- Scalability: Data-driven AI can scale with data volume. AI models can continue to learn and adapt as more data becomes available. This scalability is crucial in a world where data generation is growing exponentially.
- Real-time Decision Making: Data-driven AI can make real-time decisions based on incoming data streams. This capability is vital in applications like fraud detection, autonomous vehicles, and healthcare monitoring systems, where quick decisions can make a significant difference.
- Consistency: AI models are consistent and can tirelessly perform repetitive tasks without getting tired or making errors. This is valuable in processes that require precision and reliability, such as quality control in manufacturing.
- Data Quality Dependency: The effectiveness of it hinges on the quality of the training data. If the data is inaccurate, incomplete, or biased, it can lead to flawed results. Ensuring data quality is a considerable challenge.
- Privacy Concerns: The hunger for data raises significant privacy concerns. As it collects and analyzes personal information, there’s a fine line between enhancing user experience and intruding on privacy. Striking a balance is essential.
- Ethical Issues: Data-driven AI can inadvertently perpetuate biases present in the training data. For example, if historical data reflects gender or racial biases, the AI model may replicate these biases in decision-making. This raises important ethical questions.
- Black Box Problem: Many models are considered “black boxes,” meaning it’s challenging to understand how they arrive at their decisions. This lack of transparency can be problematic, especially in critical applications with clear decision rationale.
- Data Quantity and Cost: Training AI models often requires massive amounts of data, which can be expensive and time-consuming to acquire and process. This can be a barrier to entry for smaller businesses.
- Human Labor: While AI can automate many tasks, it often requires human oversight. This human labor can include cleaning and labeling data, explaining model decisions, and ensuring the AI operates ethically.
Understanding these pros and cons is crucial for businesses and organizations looking to harness the power of data-driven AI while mitigating its potential downsides. The key lies in responsible and ethical AI development, ensuring that data quality is maintained, privacy is respected, and biases are actively addressed. As the AI landscape evolves, striking this balance will become increasingly critical.
QuestionPro for your Data-Driven AI

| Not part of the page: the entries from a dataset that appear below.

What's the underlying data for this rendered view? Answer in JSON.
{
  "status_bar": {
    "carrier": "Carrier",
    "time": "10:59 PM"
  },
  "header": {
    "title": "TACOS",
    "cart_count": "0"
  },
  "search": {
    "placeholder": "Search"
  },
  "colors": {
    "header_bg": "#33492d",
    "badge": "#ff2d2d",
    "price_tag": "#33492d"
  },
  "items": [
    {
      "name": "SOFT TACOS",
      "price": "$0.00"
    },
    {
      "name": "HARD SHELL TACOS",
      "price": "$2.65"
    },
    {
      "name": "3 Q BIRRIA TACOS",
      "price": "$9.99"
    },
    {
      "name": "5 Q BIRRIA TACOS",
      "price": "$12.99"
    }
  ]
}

QuestionPro’s research suite can integrate well with your AI initiatives. Leveraging QuestionPro’s comprehensive survey and research tools, you can efficiently collect the data required for your AI projects. Our platform’s analytics capabilities can help you derive valuable insights from your data, making it a valuable companion for your data-driven AI endeavors.
Additionally, the feedback and insights you gather with QuestionPro can be used to fine-tune and validate AI models, ensuring they align with the needs and expectations of your target audience. Combining data collection and analysis tools in QuestionPro can be valuable in your AI-driven decision-making processes.
In the era of data-driven AI, the power of algorithms to transform industries and provide meaningful insights is unparalleled. However, the challenges are also significant, from privacy concerns to data quality and ethical considerations.
By understanding these challenges and harnessing the capabilities of platforms like QuestionPro, we can embark on this data-driven journey more responsibly, ensuring that AI’s remarkable potential is realized while safeguarding its ethical and practical aspects. With data as the AI and fuel as the engine, the possibilities are boundless, and the future is data-driven.